[Opening PROVIDED DATA section]
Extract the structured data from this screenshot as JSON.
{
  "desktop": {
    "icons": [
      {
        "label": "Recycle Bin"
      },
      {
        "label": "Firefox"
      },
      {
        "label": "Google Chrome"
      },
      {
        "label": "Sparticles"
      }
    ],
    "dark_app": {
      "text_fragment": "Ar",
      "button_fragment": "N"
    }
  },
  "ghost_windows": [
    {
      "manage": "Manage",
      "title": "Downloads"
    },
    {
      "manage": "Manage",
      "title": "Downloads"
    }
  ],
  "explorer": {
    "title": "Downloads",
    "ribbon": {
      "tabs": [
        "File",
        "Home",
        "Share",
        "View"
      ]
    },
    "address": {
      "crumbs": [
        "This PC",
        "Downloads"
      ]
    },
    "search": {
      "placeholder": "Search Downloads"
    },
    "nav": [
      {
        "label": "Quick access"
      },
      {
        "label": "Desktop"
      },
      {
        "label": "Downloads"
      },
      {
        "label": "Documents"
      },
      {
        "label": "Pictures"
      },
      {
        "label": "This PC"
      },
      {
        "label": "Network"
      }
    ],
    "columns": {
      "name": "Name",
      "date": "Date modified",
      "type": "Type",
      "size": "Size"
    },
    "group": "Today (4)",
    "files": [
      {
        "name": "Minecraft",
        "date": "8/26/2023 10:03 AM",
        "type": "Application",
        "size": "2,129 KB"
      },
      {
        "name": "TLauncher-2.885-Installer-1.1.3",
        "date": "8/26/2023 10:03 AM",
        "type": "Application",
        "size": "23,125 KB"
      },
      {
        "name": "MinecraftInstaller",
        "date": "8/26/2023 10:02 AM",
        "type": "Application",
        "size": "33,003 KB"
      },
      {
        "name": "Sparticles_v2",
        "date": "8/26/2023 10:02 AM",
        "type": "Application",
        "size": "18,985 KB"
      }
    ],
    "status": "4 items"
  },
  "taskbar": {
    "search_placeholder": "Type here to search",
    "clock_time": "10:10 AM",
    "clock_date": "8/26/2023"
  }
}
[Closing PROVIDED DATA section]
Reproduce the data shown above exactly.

SOLUTION TO THIS TASK:
Extract the structured data from this screenshot as JSON.
{
  "desktop": {
    "icons": [
      {
        "label": "Recycle Bin"
      },
      {
        "label": "Firefox"
      },
      {
        "label": "Google Chrome"
      },
      {
        "label": "Sparticles"
      }
    ],
    "dark_app": {
      "text_fragment": "Ar",
      "button_fragment": "N"
    }
  },
  "ghost_windows": [
    {
      "manage": "Manage",
      "title": "Downloads"
    },
    {
      "manage": "Manage",
      "title": "Downloads"
    }
  ],
  "explorer": {
    "title": "Downloads",
    "ribbon": {
      "tabs": [
        "File",
        "Home",
        "Share",
        "View"
      ]
    },
    "address": {
      "crumbs": [
        "This PC",
        "Downloads"
      ]
    },
    "search": {
      "placeholder": "Search Downloads"
    },
    "nav": [
      {
        "label": "Quick access"
      },
      {
        "label": "Desktop"
      },
      {
        "label": "Downloads"
      },
      {
        "label": "Documents"
      },
      {
        "label": "Pictures"
      },
      {
        "label": "This PC"
      },
      {
        "label": "Network"
      }
    ],
    "columns": {
      "name": "Name",
      "date": "Date modified",
      "type": "Type",
      "size": "Size"
    },
    "group": "Today (4)",
    "files": [
      {
        "name": "Minecraft",
        "date": "8/26/2023 10:03 AM",
        "type": "Application",
        "size": "2,129 KB"
      },
      {
        "name": "TLauncher-2.885-Installer-1.1.3",
        "date": "8/26/2023 10:03 AM",
        "type": "Application",
        "size": "23,125 KB"
      },
      {
        "name": "MinecraftInstaller",
        "date": "8/26/2023 10:02 AM",
        "type": "Application",
        "size": "33,003 KB"
      },
      {
        "name": "Sparticles_v2",
        "date": "8/26/2023 10:02 AM",
        "type": "Application",
        "size": "18,985 KB"
      }
    ],
    "status": "4 items"
  },
  "taskbar": {
    "search_placeholder": "Type here to search",
    "clock_time": "10:10 AM",
    "clock_date": "8/26/2023"
  }
}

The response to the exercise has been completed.